→ What you are asked to do
This exercise calls for a copy of every line in the listing below that carries the word "title".

*** Opening Extracted records ***

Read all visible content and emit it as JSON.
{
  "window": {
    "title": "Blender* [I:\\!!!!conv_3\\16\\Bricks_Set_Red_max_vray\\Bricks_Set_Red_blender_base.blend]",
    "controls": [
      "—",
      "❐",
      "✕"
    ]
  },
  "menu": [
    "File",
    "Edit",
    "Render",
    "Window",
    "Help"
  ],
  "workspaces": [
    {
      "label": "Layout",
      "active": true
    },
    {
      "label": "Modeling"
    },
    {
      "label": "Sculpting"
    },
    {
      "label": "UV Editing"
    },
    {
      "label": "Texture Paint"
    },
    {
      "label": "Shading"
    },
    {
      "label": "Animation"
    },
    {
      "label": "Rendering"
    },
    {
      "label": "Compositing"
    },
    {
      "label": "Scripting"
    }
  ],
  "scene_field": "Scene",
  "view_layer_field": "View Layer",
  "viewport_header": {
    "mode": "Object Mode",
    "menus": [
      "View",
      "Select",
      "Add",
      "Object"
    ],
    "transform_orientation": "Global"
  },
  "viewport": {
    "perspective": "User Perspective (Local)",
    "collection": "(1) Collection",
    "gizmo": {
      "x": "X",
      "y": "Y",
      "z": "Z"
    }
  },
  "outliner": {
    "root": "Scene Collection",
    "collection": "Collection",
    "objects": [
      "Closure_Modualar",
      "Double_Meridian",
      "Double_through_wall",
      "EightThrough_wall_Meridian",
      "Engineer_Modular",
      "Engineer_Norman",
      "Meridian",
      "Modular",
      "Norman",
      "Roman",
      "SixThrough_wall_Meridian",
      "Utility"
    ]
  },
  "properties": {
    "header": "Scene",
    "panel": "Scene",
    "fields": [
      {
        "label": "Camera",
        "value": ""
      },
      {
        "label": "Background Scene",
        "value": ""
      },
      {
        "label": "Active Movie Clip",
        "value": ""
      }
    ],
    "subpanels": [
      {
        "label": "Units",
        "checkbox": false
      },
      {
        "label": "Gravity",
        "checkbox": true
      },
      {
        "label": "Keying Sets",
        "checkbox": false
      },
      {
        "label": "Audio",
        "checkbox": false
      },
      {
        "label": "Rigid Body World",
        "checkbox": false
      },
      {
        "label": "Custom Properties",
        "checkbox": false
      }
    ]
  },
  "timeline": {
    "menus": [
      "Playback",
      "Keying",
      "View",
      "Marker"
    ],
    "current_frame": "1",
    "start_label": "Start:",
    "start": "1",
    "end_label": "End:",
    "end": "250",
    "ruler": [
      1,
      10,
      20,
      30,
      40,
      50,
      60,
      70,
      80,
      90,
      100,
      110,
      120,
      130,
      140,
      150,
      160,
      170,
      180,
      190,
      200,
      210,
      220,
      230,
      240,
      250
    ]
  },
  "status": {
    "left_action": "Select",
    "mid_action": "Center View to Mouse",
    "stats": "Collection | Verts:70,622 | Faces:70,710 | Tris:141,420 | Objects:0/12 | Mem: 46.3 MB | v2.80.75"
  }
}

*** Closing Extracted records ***
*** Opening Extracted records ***

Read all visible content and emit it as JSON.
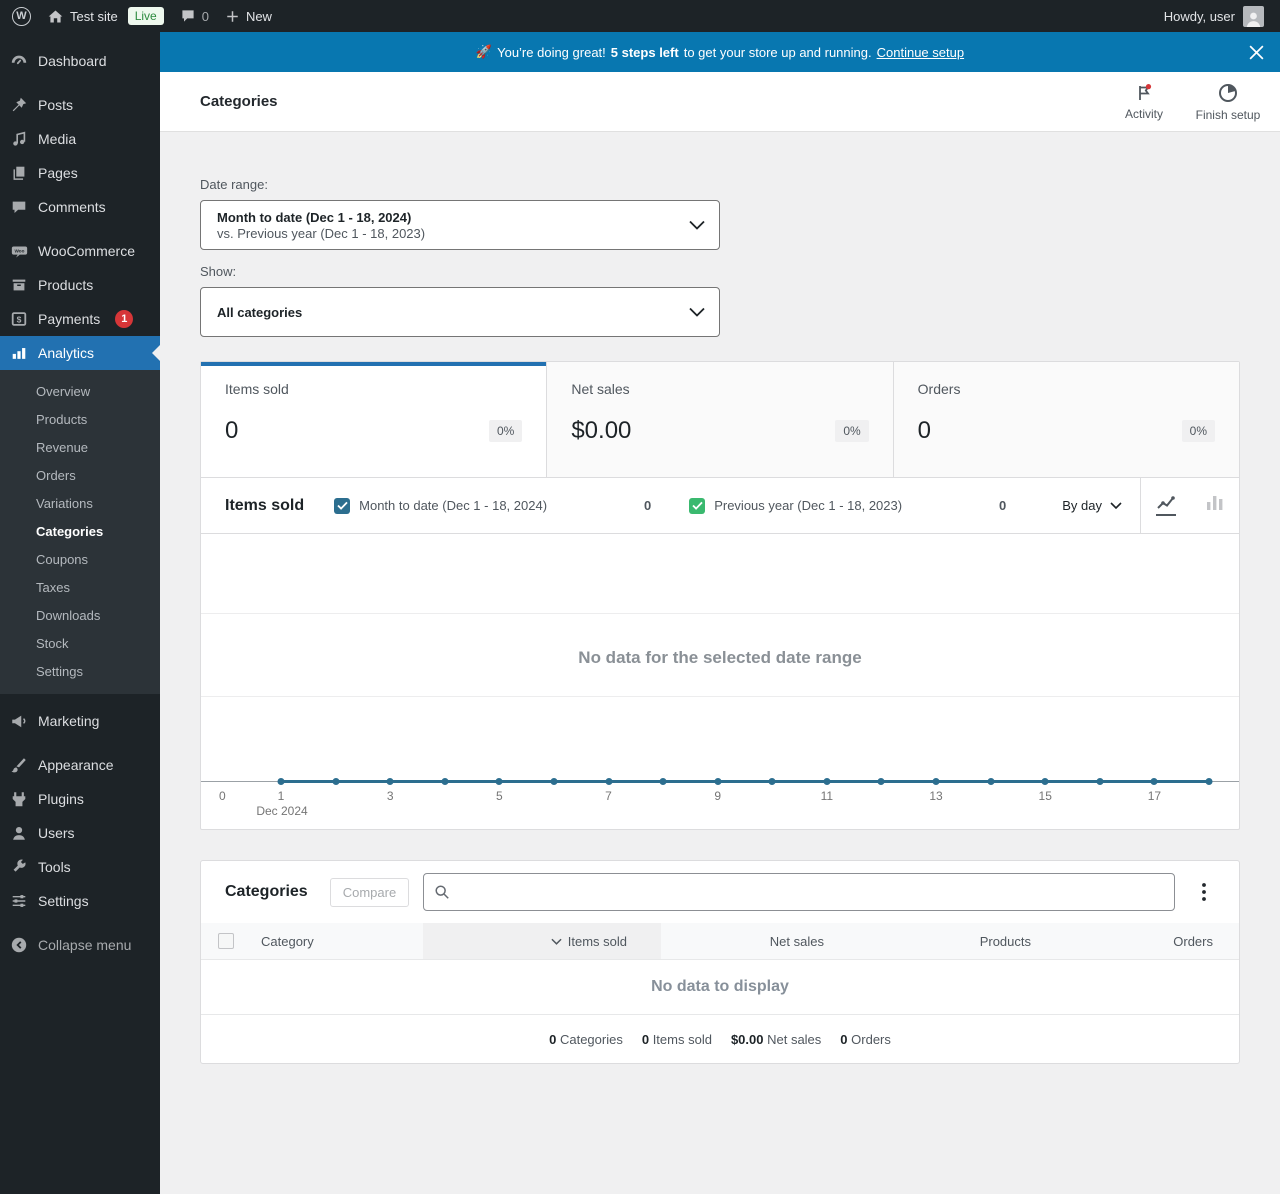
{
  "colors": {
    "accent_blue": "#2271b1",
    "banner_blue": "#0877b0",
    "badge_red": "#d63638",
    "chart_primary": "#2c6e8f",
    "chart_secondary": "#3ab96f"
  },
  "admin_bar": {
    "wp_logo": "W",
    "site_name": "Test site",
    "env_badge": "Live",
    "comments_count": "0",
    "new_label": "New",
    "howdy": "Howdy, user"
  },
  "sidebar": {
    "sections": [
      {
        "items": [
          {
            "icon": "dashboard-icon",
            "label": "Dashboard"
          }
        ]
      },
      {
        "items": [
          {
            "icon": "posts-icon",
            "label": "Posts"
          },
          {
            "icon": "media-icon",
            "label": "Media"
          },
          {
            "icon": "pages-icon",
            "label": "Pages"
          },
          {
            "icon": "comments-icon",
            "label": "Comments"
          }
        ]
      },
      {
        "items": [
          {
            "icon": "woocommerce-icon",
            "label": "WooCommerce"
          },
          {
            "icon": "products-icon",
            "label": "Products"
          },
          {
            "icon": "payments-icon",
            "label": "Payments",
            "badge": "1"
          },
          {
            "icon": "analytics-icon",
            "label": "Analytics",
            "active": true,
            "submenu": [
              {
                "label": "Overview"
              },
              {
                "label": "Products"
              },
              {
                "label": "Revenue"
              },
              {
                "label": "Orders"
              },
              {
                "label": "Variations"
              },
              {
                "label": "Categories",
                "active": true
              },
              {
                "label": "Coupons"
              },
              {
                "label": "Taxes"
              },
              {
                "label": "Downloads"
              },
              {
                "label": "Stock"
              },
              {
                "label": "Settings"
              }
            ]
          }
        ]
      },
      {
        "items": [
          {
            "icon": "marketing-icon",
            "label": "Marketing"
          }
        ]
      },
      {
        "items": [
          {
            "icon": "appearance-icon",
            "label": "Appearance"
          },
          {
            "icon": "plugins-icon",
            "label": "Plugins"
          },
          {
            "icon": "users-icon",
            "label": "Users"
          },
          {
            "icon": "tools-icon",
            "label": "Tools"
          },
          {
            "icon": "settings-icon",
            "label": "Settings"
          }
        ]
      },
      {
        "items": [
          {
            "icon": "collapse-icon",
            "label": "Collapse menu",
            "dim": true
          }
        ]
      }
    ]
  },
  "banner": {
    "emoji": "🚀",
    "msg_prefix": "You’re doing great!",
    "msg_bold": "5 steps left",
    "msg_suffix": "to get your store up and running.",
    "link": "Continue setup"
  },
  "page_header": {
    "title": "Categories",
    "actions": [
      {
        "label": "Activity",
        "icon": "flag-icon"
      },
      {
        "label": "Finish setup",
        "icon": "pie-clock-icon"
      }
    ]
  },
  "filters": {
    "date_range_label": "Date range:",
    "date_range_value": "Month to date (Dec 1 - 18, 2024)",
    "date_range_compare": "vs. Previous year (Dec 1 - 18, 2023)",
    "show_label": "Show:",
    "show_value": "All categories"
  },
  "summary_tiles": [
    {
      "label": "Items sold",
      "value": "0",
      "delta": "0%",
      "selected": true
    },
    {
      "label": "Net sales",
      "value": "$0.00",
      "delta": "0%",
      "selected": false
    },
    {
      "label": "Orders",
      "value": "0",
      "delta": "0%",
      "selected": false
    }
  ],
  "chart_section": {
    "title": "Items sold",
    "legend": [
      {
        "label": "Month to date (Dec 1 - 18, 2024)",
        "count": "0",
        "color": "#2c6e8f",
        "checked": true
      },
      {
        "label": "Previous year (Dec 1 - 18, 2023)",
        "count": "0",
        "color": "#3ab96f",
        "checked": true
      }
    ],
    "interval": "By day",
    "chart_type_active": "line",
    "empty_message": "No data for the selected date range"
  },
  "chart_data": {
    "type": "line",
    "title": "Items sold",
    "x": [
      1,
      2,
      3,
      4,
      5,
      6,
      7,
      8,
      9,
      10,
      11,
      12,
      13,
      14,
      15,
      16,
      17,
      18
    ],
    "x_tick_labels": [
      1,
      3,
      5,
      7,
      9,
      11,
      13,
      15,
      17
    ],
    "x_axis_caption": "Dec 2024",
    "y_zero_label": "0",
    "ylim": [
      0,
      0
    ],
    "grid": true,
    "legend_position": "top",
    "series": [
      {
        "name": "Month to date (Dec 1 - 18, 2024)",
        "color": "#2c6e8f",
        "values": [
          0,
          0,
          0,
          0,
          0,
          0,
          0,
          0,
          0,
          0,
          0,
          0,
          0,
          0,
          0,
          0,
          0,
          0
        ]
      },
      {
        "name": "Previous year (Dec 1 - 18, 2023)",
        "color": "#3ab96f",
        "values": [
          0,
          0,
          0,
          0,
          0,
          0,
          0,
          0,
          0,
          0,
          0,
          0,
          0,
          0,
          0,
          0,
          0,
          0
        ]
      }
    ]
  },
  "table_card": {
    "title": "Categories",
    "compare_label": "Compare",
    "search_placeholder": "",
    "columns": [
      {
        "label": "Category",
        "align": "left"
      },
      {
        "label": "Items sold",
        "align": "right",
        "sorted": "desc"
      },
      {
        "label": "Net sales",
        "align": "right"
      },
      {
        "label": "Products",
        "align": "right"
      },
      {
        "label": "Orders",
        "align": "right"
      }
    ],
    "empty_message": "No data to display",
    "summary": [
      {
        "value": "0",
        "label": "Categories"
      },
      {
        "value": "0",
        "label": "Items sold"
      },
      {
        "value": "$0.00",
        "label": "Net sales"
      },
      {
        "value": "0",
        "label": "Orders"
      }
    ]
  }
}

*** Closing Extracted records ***
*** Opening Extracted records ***

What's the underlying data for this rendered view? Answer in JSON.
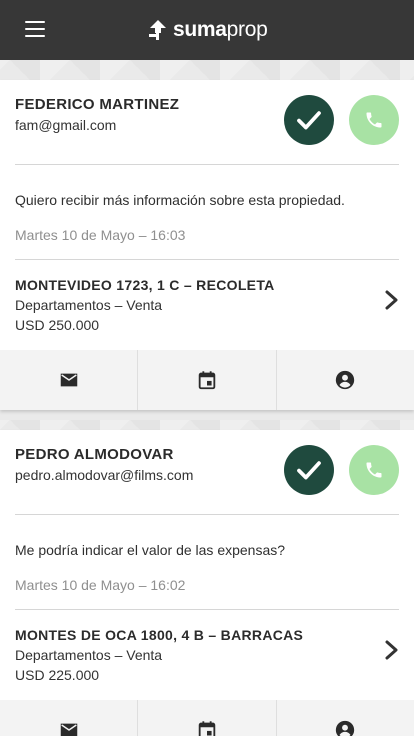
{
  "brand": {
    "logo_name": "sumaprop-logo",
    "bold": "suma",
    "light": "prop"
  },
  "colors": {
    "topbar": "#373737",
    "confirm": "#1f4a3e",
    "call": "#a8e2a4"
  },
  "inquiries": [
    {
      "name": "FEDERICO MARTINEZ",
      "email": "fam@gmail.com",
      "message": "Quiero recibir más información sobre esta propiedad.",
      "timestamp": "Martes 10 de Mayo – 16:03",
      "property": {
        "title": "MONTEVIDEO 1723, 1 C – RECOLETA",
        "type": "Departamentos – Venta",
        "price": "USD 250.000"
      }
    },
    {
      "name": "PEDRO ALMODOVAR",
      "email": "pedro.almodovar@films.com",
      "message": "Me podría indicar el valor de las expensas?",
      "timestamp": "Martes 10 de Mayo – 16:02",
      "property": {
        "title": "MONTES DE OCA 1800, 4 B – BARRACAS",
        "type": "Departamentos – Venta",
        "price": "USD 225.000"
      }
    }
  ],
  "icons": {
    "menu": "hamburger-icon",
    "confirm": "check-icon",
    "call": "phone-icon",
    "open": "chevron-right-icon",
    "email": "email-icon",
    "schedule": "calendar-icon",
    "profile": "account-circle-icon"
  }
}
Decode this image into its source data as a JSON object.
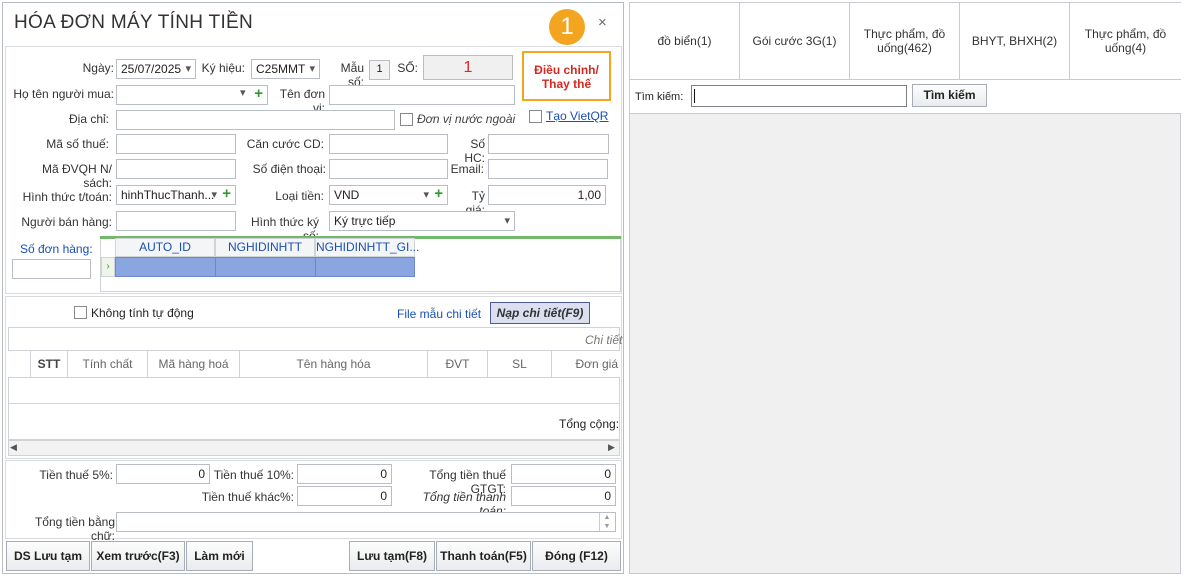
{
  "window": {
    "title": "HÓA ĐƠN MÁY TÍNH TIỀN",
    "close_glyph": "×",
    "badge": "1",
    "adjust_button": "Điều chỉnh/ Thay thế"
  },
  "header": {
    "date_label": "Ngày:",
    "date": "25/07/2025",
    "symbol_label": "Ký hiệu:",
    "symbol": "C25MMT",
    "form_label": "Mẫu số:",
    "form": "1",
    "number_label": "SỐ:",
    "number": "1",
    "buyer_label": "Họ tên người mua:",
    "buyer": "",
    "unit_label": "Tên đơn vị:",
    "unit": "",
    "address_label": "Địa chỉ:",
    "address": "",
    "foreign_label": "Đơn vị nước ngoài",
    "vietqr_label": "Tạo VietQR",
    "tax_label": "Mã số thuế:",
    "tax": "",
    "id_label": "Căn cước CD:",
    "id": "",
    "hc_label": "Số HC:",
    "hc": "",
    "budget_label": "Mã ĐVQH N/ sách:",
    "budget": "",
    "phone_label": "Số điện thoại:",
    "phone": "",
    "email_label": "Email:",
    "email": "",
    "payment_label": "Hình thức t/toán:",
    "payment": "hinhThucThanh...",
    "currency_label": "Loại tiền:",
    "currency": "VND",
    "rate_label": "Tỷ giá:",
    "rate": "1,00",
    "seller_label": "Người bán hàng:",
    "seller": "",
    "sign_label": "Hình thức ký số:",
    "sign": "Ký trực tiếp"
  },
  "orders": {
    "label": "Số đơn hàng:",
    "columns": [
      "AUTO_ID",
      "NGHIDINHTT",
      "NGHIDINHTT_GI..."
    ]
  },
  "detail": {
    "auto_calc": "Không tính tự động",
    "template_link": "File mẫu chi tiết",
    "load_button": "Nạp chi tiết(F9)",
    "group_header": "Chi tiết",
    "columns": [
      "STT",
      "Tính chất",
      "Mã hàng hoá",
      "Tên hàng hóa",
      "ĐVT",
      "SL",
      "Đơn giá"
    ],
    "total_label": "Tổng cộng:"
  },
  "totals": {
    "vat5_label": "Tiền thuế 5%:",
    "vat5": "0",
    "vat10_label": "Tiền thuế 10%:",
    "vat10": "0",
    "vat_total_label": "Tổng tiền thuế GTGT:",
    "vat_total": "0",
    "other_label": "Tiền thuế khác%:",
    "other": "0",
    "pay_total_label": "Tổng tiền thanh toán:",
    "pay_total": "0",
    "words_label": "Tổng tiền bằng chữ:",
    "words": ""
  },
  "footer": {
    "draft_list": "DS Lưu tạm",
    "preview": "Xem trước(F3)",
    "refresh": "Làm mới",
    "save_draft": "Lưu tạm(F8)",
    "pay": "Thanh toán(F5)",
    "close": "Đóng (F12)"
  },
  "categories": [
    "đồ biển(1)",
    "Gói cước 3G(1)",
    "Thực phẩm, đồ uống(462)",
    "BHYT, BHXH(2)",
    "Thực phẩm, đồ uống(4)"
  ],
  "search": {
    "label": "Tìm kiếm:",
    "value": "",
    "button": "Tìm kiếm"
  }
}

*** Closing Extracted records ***

→ Written response
    "title": "Blender* [I:\\!!!!conv_3\\16\\Bricks_Set_Red_max_vray\\Bricks_Set_Red_blender_base.blend]",
    "title": "Categories",
    "title": "Items sold",
    "title": "Items sold",
    "title": "Categories",
        "title": "MONTEVIDEO 1723, 1 C – RECOLETA",
        "title": "MONTES DE OCA 1800, 4 B – BARRACAS",
    "title": "HÓA ĐƠN MÁY TÍNH TIỀN",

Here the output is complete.